Several years ago I discovered that Florida’s Department of Transportation was making highway and traffic studies available on DVD for free. I gave them a call and talked with a guy who seemed really pleased that anyone was interested in their work, particularly to find good places to cycle.
Every June since then, like clockwork, a new and improved set of DVDs arrives. I usually spend a couple of hours poking around and still never discover all the cool things that are on them.
Green means low traffic
This screen shot is an example. The green roads in the map at right have an annual average traffic count of less than 15,000 vehicles per day.
Now, low traffic counts don’t always mean that the road is suitable for safe cycling, but it’s not a bad indicator.
You can turn on more or less detail, depending on how closely you’ve zoomed into an area and how cluttered it gets.
The map at left is showing the Tallahassee area where the 2008 TOSRV was held. I turned on place names, road markers and river and lake names.
Ever pass those black hoses stretched across the road and wonder what they were?
They were temporary traffic counters. Turn to the FDOT DVD and it’ll tell you how many vehicles were headed in which direction. You can reports that slice and dice traffic data to give you hourly traffic flow by month, road and direction. Everytime you click on a new place you find some gee-whiz factoid.
How many miles of roads does Briny Breezes have?
Ever wondered how many miles of paved roads Briny Breezes has? The answer is 1.00. Lake Worth, FL, has 102.45 miles of paved roads and 17.03 that are unpaved. Try working that into a casual conversation sometime. Port St. Lucie has 876.80 miles of paved roads, but West Palm Beach only has 253.70.
Filling out an expense report and need to know how far it is between Point A and Point B? It’s there. Want to know, to three decimal places the exact milepost of an exit? Or the cumulative distance between exits? Yep.
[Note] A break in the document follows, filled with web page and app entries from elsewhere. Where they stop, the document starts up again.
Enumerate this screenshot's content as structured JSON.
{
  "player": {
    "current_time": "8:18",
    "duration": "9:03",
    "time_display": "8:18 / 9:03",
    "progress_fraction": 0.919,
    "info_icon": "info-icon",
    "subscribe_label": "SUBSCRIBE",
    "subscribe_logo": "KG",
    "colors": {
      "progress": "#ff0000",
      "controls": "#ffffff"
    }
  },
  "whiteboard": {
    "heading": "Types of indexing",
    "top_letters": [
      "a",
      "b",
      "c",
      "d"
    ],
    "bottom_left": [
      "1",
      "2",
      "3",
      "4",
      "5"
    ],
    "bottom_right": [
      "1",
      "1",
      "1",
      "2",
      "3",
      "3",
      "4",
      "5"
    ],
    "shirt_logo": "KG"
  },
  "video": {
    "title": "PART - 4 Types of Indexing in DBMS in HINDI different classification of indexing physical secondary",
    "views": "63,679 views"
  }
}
Check out the website and take advantage of your Florida tax dollars at work. By the way, some of the traffic studies go back to 1993. It’ll be interesting to check the 2009 and 2010 stats to see what higher gas prices will do.